Creighton University, Dignity Health St. Joseph's Medical Center Phoenix, AZ, United States
Award: Presidential Poster Award
Shehroz Aslam, MD1, Zaid Ansari, MD2, Osama Qasim Agha, MD3, Hadiatou Barry, MD2, Keng-Yu Chuang, MD2 1Creighton University, Dignity Health St. Joseph's Medical Center, Phoenix, AZ; 2Creighton University School of Medicine Phoenix Program, Phoenix, AZ; 3St. Joseph's Hospital and Medical Center, Creighton University School of Medicine, Phoenix, AZ
Introduction: Extrapulmonary tuberculosis (TB) is characterized by evidence of TB outside the lungs. While abdominal TB has been reported in the literature, pancreatic involvement is exceedingly rare. Here we report an interesting case of a patient who was diagnosed with pancreatic TB after presenting with abdominal pain and found to have peripancreatic lymphadenopathy.

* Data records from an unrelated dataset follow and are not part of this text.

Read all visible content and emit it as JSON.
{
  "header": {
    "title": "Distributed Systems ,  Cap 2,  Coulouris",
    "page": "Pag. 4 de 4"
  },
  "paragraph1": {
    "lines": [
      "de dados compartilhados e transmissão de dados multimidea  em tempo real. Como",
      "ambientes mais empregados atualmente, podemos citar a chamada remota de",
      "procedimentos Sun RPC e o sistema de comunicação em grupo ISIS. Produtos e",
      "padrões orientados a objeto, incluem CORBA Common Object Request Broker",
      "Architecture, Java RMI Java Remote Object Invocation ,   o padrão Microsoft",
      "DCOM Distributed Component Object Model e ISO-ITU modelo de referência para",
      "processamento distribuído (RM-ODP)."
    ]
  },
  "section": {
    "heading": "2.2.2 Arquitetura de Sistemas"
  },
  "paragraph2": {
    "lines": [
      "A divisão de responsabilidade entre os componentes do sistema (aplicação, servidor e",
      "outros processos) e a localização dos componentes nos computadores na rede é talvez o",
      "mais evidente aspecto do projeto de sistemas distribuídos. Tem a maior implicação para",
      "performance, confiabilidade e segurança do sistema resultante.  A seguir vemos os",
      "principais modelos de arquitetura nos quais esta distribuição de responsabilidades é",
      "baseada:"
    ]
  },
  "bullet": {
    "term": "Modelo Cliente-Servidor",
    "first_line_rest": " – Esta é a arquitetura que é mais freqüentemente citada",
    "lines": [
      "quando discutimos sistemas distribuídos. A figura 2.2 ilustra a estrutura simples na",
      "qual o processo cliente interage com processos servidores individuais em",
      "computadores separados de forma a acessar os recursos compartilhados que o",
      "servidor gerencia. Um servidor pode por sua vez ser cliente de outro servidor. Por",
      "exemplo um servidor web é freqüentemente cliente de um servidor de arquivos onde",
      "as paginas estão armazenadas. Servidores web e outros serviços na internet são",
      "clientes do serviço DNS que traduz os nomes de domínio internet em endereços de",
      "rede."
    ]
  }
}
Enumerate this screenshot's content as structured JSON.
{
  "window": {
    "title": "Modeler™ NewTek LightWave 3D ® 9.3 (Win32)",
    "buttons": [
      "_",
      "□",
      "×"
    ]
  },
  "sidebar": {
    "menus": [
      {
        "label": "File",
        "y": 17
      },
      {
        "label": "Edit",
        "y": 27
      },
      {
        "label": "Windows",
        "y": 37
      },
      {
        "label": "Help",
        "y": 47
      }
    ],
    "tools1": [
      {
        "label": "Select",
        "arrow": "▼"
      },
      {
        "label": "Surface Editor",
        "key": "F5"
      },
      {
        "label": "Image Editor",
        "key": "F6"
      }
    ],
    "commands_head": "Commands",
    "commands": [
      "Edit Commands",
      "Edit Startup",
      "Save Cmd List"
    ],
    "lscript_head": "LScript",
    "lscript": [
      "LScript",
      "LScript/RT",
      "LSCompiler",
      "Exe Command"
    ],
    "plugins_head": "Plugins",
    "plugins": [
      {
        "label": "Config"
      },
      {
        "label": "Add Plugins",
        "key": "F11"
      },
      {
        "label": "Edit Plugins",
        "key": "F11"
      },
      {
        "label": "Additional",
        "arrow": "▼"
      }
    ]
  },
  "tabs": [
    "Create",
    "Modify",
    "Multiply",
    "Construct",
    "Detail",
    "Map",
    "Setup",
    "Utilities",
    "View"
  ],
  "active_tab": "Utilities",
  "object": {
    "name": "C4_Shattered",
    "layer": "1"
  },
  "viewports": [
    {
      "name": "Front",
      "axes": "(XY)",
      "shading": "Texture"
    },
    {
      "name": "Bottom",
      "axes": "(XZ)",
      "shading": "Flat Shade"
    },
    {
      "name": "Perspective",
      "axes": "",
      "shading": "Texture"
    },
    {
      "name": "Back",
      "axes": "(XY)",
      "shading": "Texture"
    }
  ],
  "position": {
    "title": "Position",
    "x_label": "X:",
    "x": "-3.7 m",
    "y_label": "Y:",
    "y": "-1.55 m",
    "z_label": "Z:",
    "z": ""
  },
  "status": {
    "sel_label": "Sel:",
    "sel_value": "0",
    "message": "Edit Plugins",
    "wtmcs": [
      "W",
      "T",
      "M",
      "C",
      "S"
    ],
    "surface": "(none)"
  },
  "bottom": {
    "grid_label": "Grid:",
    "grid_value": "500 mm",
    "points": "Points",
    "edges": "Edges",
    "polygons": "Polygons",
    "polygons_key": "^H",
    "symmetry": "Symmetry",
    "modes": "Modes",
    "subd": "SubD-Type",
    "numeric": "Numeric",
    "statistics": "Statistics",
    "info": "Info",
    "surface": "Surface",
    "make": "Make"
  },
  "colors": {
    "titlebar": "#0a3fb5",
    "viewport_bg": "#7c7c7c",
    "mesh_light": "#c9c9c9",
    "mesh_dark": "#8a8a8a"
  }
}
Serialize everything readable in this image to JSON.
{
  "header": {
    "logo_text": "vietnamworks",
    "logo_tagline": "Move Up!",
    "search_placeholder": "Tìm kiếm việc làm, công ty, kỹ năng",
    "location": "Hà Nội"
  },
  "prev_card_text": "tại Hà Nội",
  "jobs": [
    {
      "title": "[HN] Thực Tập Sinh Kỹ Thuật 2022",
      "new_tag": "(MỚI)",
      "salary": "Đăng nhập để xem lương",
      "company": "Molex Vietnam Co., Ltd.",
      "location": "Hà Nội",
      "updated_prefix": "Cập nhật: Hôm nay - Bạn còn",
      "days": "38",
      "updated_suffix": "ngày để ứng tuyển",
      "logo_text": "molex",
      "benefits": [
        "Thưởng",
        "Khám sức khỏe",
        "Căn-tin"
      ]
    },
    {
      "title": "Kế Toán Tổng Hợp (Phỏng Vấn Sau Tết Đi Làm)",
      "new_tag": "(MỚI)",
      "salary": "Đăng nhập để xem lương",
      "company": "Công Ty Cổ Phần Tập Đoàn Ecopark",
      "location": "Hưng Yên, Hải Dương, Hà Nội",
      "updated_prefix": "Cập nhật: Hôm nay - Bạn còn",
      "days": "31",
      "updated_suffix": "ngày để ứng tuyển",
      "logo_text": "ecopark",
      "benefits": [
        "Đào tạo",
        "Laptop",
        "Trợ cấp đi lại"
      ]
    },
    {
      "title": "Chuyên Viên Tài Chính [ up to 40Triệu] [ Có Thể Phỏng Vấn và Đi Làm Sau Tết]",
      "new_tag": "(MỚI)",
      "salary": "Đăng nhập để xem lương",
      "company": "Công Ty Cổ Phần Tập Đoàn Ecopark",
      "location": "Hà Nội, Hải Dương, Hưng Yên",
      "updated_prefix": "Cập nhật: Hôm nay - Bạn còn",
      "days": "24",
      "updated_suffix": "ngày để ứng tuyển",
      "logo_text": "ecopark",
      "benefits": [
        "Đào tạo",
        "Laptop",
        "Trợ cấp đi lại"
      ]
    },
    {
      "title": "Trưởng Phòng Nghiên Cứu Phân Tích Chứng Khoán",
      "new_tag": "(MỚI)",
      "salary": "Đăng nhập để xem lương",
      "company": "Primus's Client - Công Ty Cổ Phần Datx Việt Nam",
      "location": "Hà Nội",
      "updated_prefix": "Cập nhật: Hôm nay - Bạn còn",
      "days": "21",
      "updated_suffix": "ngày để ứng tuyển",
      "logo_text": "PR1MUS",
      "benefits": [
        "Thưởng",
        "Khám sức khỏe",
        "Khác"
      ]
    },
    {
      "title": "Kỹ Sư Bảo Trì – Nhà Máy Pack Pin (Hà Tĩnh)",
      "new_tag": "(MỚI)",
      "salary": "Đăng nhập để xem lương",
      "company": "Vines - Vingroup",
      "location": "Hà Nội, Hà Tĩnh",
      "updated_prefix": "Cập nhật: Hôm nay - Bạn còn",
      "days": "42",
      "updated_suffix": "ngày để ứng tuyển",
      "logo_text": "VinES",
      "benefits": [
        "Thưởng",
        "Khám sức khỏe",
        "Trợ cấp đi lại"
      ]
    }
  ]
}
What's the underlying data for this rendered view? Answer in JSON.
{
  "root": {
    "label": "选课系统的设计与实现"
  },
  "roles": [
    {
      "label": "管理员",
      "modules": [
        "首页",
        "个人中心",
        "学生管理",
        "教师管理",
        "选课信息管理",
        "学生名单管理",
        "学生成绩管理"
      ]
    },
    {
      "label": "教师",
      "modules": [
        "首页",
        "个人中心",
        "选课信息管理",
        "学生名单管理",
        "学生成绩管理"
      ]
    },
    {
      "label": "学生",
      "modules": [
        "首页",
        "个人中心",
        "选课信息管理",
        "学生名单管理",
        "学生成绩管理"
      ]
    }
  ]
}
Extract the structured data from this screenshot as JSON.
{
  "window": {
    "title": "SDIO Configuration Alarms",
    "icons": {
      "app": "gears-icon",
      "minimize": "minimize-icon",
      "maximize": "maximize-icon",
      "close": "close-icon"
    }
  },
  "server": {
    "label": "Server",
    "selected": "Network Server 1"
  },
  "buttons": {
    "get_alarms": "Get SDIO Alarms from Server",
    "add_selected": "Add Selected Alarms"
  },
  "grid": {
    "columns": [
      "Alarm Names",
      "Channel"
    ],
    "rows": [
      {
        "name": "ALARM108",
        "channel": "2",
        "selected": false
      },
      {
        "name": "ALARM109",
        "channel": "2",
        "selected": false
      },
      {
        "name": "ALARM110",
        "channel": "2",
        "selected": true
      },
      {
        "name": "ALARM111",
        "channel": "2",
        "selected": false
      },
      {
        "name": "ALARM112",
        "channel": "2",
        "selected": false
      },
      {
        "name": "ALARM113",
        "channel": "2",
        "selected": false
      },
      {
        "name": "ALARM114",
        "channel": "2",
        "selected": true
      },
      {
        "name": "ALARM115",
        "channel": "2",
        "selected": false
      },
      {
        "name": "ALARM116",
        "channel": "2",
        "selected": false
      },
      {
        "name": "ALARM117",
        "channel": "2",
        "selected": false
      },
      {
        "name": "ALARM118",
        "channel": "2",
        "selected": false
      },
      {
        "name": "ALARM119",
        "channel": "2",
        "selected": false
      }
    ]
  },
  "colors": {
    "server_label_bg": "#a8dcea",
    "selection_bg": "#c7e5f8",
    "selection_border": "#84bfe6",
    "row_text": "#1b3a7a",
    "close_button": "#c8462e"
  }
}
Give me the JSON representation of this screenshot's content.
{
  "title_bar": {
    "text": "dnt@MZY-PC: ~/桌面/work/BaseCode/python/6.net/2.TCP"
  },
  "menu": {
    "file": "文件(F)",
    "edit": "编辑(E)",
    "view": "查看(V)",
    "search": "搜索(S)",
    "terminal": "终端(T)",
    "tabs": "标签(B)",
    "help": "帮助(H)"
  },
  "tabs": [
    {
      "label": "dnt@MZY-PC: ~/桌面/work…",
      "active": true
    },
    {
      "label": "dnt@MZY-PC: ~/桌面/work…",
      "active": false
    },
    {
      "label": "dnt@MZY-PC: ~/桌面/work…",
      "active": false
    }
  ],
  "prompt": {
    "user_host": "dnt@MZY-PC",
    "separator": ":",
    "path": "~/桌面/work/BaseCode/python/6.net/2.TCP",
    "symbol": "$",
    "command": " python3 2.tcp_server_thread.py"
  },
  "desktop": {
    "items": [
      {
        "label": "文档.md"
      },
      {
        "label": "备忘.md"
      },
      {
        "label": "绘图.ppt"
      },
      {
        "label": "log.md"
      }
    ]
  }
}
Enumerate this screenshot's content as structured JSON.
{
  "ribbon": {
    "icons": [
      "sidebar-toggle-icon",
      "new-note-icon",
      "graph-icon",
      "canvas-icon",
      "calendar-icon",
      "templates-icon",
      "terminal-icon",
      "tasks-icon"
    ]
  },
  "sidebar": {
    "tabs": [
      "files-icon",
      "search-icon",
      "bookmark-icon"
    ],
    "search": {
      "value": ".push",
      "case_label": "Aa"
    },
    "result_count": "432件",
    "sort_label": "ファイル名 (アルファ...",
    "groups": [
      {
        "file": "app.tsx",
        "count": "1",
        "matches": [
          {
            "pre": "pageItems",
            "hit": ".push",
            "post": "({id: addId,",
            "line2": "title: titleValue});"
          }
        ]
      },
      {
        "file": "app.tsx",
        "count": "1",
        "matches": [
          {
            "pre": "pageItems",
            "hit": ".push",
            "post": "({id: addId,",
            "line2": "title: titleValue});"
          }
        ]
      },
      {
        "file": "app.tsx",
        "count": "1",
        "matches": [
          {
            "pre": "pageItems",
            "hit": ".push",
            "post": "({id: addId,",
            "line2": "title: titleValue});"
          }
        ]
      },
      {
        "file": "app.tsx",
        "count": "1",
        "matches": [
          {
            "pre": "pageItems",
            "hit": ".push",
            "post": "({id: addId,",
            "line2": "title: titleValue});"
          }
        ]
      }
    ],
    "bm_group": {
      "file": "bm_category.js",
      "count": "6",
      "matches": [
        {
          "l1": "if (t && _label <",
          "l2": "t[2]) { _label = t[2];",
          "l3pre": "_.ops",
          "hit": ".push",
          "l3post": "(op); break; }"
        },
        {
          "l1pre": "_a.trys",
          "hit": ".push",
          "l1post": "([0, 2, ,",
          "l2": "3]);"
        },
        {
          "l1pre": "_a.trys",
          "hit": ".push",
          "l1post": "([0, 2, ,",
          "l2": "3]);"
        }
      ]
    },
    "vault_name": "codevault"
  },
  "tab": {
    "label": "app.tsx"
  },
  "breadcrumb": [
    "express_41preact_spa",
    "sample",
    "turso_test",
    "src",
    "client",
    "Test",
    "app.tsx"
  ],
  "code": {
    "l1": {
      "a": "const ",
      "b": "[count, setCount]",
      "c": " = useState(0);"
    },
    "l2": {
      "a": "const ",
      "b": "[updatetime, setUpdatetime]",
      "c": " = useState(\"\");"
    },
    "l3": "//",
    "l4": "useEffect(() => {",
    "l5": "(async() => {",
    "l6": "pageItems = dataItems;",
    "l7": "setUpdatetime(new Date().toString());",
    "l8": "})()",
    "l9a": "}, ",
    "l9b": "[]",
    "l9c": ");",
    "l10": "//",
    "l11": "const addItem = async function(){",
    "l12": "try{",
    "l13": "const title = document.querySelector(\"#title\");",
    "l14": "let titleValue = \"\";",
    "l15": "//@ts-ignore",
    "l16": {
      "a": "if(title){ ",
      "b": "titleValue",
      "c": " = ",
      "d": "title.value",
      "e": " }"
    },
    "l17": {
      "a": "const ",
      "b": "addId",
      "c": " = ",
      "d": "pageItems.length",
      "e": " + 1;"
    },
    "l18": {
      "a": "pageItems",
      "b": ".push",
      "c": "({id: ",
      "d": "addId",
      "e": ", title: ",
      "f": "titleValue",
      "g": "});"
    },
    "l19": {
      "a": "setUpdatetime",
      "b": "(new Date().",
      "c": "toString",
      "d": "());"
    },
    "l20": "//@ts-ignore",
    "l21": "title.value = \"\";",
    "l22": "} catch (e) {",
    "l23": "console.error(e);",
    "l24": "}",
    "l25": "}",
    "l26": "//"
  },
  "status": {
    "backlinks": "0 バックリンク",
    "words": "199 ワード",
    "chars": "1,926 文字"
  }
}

Case Description/Methods: A 61 years old Hispanic male presented with generalized abdominal pain and pleuritic chest pain for the past few weeks. Also, he reported intermittent diarrhea, lack of appetite, and a 4‐5 pounds weight loss. Vital signs were stable and he had mild epigastric and chest wall tenderness on physical exam. Abnormal labs included T Bili 1.4 mg/dl, AST 62 U/L, and ALT 83 U/L. A CT scan of the abdomen showed peripancreatic edema and a 1.8 cm hypoenhancing region in the pancreatic body (Figure 1a). MRI of the abdomen revealed peripancreatic lesions measuring up to 3 cm likely representing necrotic lymph nodes with periportal lymphadenopathy (Figure 1b). To rule out malignancy, endoscopic ultrasound (EUS) guided fine needle biopsy (FNB) of periportal lymph node was performed and revealed granulomatous inflammation with negative acid-fast bacilli (AFB) stain. No malignant cells were seen. Based on biopsy results, interferon-γ release assay (QuantiFERON) was checked and resulted positive. Subsequent chest imaging showed no evidence of pulmonary TB. The infectious disease team recommended checking lymph node AFB cultures to confirm extrapulmonary TB. On repeat EUS, peripancreatic lymphadenopathy (19 mm x 13 mm) was noted and FNB this time showed focal necrotizing granulomatous inflammation with rare AFB on the stain (Figure1c). AFB cultures confirmed the Mycobacterium TB complex. Anti-tubercular therapy (ATT) was started and the patient was discharged home with close outpatient follow-up.
Discussion: Pancreatic TB is a deceptive clinical entity considering its similarities with pancreatitis and pancreatic malignancy on imaging. The presentation ranges from fever, night sweats, malaise, anorexia, abdominal pain, weight loss, and jaundice. While diagnosis requires high clinical suspicion, EUS with FNB of the pancreatic lesion or lymph node is often diagnostic. Treatment involves ATT lasting for 6-12 months. The response to treatment is complete and requires close follow-up to ensure resolution and to rule out concomitant etiologies such as malignancy in high-risk patients.
Figure: Figure 1, a: Computed tomography image showing pancreatic edema and hypoehancing region in the pancreatic body, b: Magnetic resonance imaging showing peripancreatic lymph nodes, c: Rare acid-fast bacilli noted on the stain
Shehroz Aslam indicated no relevant financial relationships.
Zaid Ansari indicated no relevant financial relationships.
Osama Qasim Agha indicated no relevant financial relationships.
Hadiatou Barry indicated no relevant financial relationships.
Keng-Yu Chuang indicated no relevant financial relationships.
Shehroz Aslam, MD1, Zaid Ansari, MD2, Osama Qasim Agha, MD3, Hadiatou Barry, MD2, Keng-Yu Chuang, MD2. P2155 - Isolated Pancreatic Hideout of Mycobacterium Tuberculosis, ACG 2021 Annual Scientific Meeting Abstracts. Las Vegas, Nevada: American College of Gastroenterology.